— Task directions —
If an entry holds a picture, leave that picture out. Give everything else again exactly.

== Data provided ==

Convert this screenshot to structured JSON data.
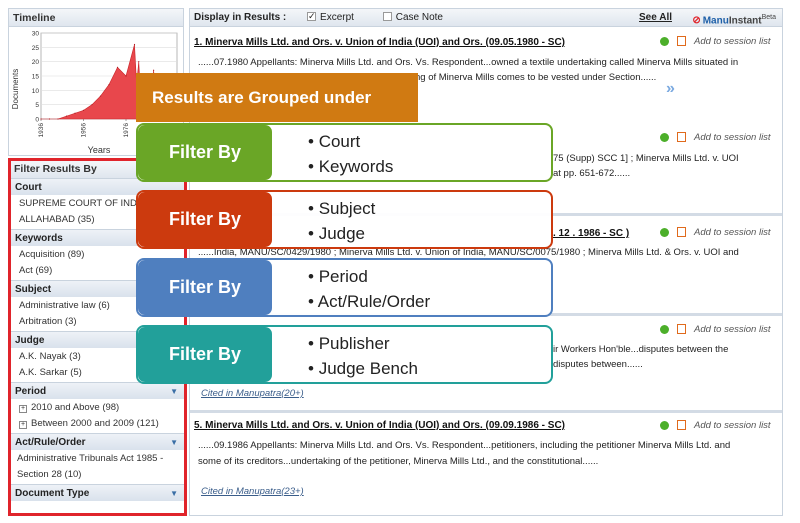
{
  "timeline": {
    "title": "Timeline",
    "ylabel": "Documents",
    "xlabel": "Years",
    "y_ticks": [
      "30",
      "25",
      "20",
      "15",
      "10",
      "5",
      "0"
    ],
    "x_ticks": [
      "1936",
      "1956",
      "1976",
      "1996"
    ]
  },
  "chart_data": {
    "type": "area",
    "title": "",
    "xlabel": "Years",
    "ylabel": "Documents",
    "ylim": [
      0,
      30
    ],
    "x": [
      1936,
      1940,
      1944,
      1948,
      1952,
      1956,
      1960,
      1964,
      1968,
      1972,
      1976,
      1980,
      1981,
      1982,
      1983,
      1984,
      1985,
      1986,
      1987,
      1988,
      1989,
      1990,
      1992,
      1994,
      1996
    ],
    "y": [
      0,
      0,
      0,
      1,
      2,
      3,
      5,
      8,
      12,
      18,
      15,
      26,
      12,
      20,
      6,
      14,
      9,
      11,
      4,
      7,
      17,
      8,
      6,
      4,
      3
    ],
    "grid": true
  },
  "filters": {
    "header": "Filter Results By",
    "sections": [
      {
        "title": "Court",
        "items": [
          "SUPREME COURT OF INDIA",
          "ALLAHABAD (35)"
        ]
      },
      {
        "title": "Keywords",
        "items": [
          "Acquisition (89)",
          "Act (69)"
        ]
      },
      {
        "title": "Subject",
        "items": [
          "Administrative law (6)",
          "Arbitration (3)"
        ]
      },
      {
        "title": "Judge",
        "items": [
          "A.K. Nayak (3)",
          "A.K. Sarkar (5)"
        ]
      },
      {
        "title": "Period",
        "items": [
          "2010 and Above (98)",
          "Between 2000 and 2009 (121)"
        ]
      },
      {
        "title": "Act/Rule/Order",
        "items": [
          "Administrative Tribunals Act 1985 -",
          "Section 28 (10)"
        ]
      },
      {
        "title": "Document Type",
        "items": []
      }
    ]
  },
  "results_bar": {
    "display_label": "Display in Results :",
    "excerpt": "Excerpt",
    "case_note": "Case Note",
    "see_all": "See All",
    "brand_manu": "Manu",
    "brand_instant": "Instant",
    "beta": "Beta"
  },
  "results": [
    {
      "title": "1. Minerva Mills Ltd. and Ors. v. Union of India (UOI) and Ors. (09.05.1980 - SC)",
      "snippet_1": "......07.1980 Appellants: Minerva Mills Ltd. and Ors. Vs. Respondent...owned a textile undertaking called Minerva Mills situated in",
      "snippet_2": "ng of Minerva Mills comes to be vested under Section......",
      "session": "Add to session list"
    },
    {
      "snippet_1": "75 (Supp) SCC 1] ; Minerva Mills Ltd. v. UOI",
      "snippet_2": "at pp. 651-672......",
      "session": "Add to session list"
    },
    {
      "title_tail": ". 12 . 1986 - SC )",
      "snippet_1": "......India, MANU/SC/0429/1980 ; Minerva Mills Ltd. v. Union of India, MANU/SC/0075/1980 ; Minerva Mills Ltd. & Ors. v. UOI and",
      "session": "Add to session list"
    },
    {
      "snippet_1": "ir Workers Hon'ble...disputes between the",
      "snippet_2": "disputes between......",
      "session": "Add to session list",
      "cited": "Cited in Manupatra(20+)"
    },
    {
      "title": "5. Minerva Mills Ltd. and Ors. v. Union of India (UOI) and Ors. (09.09.1986 - SC)",
      "snippet_1": "......09.1986 Appellants: Minerva Mills Ltd. and Ors. Vs. Respondent...petitioners, including the petitioner Minerva Mills Ltd. and",
      "snippet_2": "some of its creditors...undertaking of the petitioner, Minerva Mills Ltd., and the constitutional......",
      "session": "Add to session list",
      "cited": "Cited in Manupatra(23+)"
    }
  ],
  "overlay": {
    "banner": "Results are Grouped under",
    "cards": [
      {
        "label": "Filter By",
        "lines": [
          "Court",
          "Keywords"
        ],
        "color": "#6aa626"
      },
      {
        "label": "Filter By",
        "lines": [
          "Subject",
          "Judge"
        ],
        "color": "#cc3a0e"
      },
      {
        "label": "Filter By",
        "lines": [
          "Period",
          "Act/Rule/Order"
        ],
        "color": "#4f7fbf"
      },
      {
        "label": "Filter By",
        "lines": [
          "Publisher",
          "Judge Bench"
        ],
        "color": "#22a09a"
      }
    ]
  },
  "colors": {
    "filter_border": "#e0242b",
    "banner": "#d07a12",
    "chart_fill": "#e8474c"
  }
}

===

— Answer for this exercise —
Convert this screenshot to structured JSON data.
{
  "timeline": {
    "title": "Timeline",
    "ylabel": "Documents",
    "xlabel": "Years",
    "y_ticks": [
      "30",
      "25",
      "20",
      "15",
      "10",
      "5",
      "0"
    ],
    "x_ticks": [
      "1936",
      "1956",
      "1976",
      "1996"
    ]
  },
  "chart_data": {
    "type": "area",
    "title": "",
    "xlabel": "Years",
    "ylabel": "Documents",
    "ylim": [
      0,
      30
    ],
    "x": [
      1936,
      1940,
      1944,
      1948,
      1952,
      1956,
      1960,
      1964,
      1968,
      1972,
      1976,
      1980,
      1981,
      1982,
      1983,
      1984,
      1985,
      1986,
      1987,
      1988,
      1989,
      1990,
      1992,
      1994,
      1996
    ],
    "y": [
      0,
      0,
      0,
      1,
      2,
      3,
      5,
      8,
      12,
      18,
      15,
      26,
      12,
      20,
      6,
      14,
      9,
      11,
      4,
      7,
      17,
      8,
      6,
      4,
      3
    ],
    "grid": true
  },
  "filters": {
    "header": "Filter Results By",
    "sections": [
      {
        "title": "Court",
        "items": [
          "SUPREME COURT OF INDIA",
          "ALLAHABAD (35)"
        ]
      },
      {
        "title": "Keywords",
        "items": [
          "Acquisition (89)",
          "Act (69)"
        ]
      },
      {
        "title": "Subject",
        "items": [
          "Administrative law (6)",
          "Arbitration (3)"
        ]
      },
      {
        "title": "Judge",
        "items": [
          "A.K. Nayak (3)",
          "A.K. Sarkar (5)"
        ]
      },
      {
        "title": "Period",
        "items": [
          "2010 and Above (98)",
          "Between 2000 and 2009 (121)"
        ]
      },
      {
        "title": "Act/Rule/Order",
        "items": [
          "Administrative Tribunals Act 1985 -",
          "Section 28 (10)"
        ]
      },
      {
        "title": "Document Type",
        "items": []
      }
    ]
  },
  "results_bar": {
    "display_label": "Display in Results :",
    "excerpt": "Excerpt",
    "case_note": "Case Note",
    "see_all": "See All",
    "brand_manu": "Manu",
    "brand_instant": "Instant",
    "beta": "Beta"
  },
  "results": [
    {
      "title": "1. Minerva Mills Ltd. and Ors. v. Union of India (UOI) and Ors. (09.05.1980 - SC)",
      "snippet_1": "......07.1980 Appellants: Minerva Mills Ltd. and Ors. Vs. Respondent...owned a textile undertaking called Minerva Mills situated in",
      "snippet_2": "ng of Minerva Mills comes to be vested under Section......",
      "session": "Add to session list"
    },
    {
      "snippet_1": "75 (Supp) SCC 1] ; Minerva Mills Ltd. v. UOI",
      "snippet_2": "at pp. 651-672......",
      "session": "Add to session list"
    },
    {
      "title_tail": ". 12 . 1986 - SC )",
      "snippet_1": "......India, MANU/SC/0429/1980 ; Minerva Mills Ltd. v. Union of India, MANU/SC/0075/1980 ; Minerva Mills Ltd. & Ors. v. UOI and",
      "session": "Add to session list"
    },
    {
      "snippet_1": "ir Workers Hon'ble...disputes between the",
      "snippet_2": "disputes between......",
      "session": "Add to session list",
      "cited": "Cited in Manupatra(20+)"
    },
    {
      "title": "5. Minerva Mills Ltd. and Ors. v. Union of India (UOI) and Ors. (09.09.1986 - SC)",
      "snippet_1": "......09.1986 Appellants: Minerva Mills Ltd. and Ors. Vs. Respondent...petitioners, including the petitioner Minerva Mills Ltd. and",
      "snippet_2": "some of its creditors...undertaking of the petitioner, Minerva Mills Ltd., and the constitutional......",
      "session": "Add to session list",
      "cited": "Cited in Manupatra(23+)"
    }
  ],
  "overlay": {
    "banner": "Results are Grouped under",
    "cards": [
      {
        "label": "Filter By",
        "lines": [
          "Court",
          "Keywords"
        ],
        "color": "#6aa626"
      },
      {
        "label": "Filter By",
        "lines": [
          "Subject",
          "Judge"
        ],
        "color": "#cc3a0e"
      },
      {
        "label": "Filter By",
        "lines": [
          "Period",
          "Act/Rule/Order"
        ],
        "color": "#4f7fbf"
      },
      {
        "label": "Filter By",
        "lines": [
          "Publisher",
          "Judge Bench"
        ],
        "color": "#22a09a"
      }
    ]
  },
  "colors": {
    "filter_border": "#e0242b",
    "banner": "#d07a12",
    "chart_fill": "#e8474c"
  }
}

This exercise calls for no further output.